In her Barnsley Chronicle column on 2nd August, Stephanie wrote about the challenges families face over the school holidays, from the cost of school uniform to food poverty. You can read her full comments here.
As reported in the Barnsley Chronicle on 26th July, Stephanie joined the Alzheimer’s Society photography exhibition in Parliament recently to showcase the human cost of the dementia care crisis. The photo exhibition, 'Dementia Care: The Crisis Behind Closed Doors', depicts the human cost of a care system that the charity claims is unfair, unsustainable and in urgent need of reform up and down the country. At the exhibition, Stephanie met with people affected by dementia to hear about how the dementia crisis has affected them and their families. Alzheimer’s Society is calling for a Dementia Fund in the upcoming Spending Review to end the dementia penalty, bringing fairness into the system and improving quality of care.
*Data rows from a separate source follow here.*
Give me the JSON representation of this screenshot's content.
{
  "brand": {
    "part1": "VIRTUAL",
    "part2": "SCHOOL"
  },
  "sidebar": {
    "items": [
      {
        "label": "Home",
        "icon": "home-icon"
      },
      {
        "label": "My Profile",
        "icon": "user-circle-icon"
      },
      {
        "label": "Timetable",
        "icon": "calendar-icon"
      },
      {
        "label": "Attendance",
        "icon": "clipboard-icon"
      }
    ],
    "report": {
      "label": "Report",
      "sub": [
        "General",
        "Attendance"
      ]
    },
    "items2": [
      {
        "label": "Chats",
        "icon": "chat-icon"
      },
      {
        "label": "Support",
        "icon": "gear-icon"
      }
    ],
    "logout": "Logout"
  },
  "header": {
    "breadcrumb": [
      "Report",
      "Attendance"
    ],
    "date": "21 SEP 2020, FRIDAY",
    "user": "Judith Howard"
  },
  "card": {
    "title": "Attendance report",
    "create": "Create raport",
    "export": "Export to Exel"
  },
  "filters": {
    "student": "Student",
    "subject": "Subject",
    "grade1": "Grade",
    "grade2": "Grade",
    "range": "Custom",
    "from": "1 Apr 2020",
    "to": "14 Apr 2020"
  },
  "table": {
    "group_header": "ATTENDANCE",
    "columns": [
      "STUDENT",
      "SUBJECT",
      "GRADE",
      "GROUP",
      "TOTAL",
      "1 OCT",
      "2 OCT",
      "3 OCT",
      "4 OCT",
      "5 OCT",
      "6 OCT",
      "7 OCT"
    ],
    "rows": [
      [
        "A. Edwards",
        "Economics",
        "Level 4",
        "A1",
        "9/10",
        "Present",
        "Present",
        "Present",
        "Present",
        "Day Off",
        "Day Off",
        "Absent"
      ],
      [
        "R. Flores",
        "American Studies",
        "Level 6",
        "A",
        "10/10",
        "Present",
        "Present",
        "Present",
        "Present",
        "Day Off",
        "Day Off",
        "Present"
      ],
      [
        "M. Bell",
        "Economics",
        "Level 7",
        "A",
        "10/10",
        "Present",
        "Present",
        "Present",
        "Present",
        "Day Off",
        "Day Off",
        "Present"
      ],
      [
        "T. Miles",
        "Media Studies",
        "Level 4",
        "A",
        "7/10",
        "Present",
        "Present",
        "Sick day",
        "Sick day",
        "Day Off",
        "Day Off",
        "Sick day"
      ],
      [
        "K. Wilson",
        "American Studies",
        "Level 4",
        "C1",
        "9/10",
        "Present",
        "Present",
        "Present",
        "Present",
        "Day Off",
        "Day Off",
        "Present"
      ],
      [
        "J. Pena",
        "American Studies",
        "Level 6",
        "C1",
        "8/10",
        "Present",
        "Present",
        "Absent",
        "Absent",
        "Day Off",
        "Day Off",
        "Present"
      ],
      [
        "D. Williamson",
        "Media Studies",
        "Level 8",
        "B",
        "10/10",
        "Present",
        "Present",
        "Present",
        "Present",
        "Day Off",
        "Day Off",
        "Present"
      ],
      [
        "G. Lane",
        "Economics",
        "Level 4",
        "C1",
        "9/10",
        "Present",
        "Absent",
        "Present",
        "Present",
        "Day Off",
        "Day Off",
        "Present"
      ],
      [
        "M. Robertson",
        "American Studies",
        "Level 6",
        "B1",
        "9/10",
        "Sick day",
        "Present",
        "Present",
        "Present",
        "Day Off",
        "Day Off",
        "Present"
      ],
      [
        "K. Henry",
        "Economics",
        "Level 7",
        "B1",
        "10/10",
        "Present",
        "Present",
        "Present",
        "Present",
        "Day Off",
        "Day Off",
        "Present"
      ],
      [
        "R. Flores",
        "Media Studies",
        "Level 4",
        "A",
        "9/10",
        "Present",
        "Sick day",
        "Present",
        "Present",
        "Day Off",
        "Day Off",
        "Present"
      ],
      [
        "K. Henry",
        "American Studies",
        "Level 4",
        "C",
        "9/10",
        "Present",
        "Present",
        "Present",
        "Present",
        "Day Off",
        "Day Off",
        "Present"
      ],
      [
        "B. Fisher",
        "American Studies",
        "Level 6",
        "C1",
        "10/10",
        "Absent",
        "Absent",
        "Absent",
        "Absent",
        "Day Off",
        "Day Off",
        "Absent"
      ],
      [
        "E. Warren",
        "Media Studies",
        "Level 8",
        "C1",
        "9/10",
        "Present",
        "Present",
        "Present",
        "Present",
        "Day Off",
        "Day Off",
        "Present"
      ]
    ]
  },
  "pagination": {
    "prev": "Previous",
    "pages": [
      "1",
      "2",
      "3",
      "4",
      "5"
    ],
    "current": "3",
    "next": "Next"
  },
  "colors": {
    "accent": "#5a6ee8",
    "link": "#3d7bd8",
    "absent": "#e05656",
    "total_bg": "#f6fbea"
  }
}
Responding to the Alzheimer’s Society event, Stephanie said: “I am proud to stand with people affected by dementia and make the case for more funding for dementia care in the upcoming spending review. “One million people will have dementia by 2021 and it is vital that we are able to deliver high quality dementia care to everyone that needs it."
In her Barnsley Chronicle column on 19th July, Stephanie wrote about levels of defence spending, and how where investment is made is also important. You can read her full comments here.
As reported in the Barnsley Chronicle on 19th July, Stephanie visited the Barnsley Sexual Abuse and Rape Crisis Services (BSARCS) to donate to hand over a cheque over over £1,600. The money was raised by the Barnsley East MP in the London Marathon for the local charity which provides specialist services for people affected by sexual abuse, sexual assault, rape, and any kind of sexual violence. Commenting, Stephanie said: “BSARCS is a local organisation that does vital work supporting vulnerable people in Barnsley. “The specialist services they deliver are crucial to helping people affected by sexual violence of any kind, and hopefully the money raised will help them continue to make a huge difference in our community. “I want to thank all the people in Barnsley who sponsored me, and I’ll continue to support the fantastic BSARCS in any way I can.”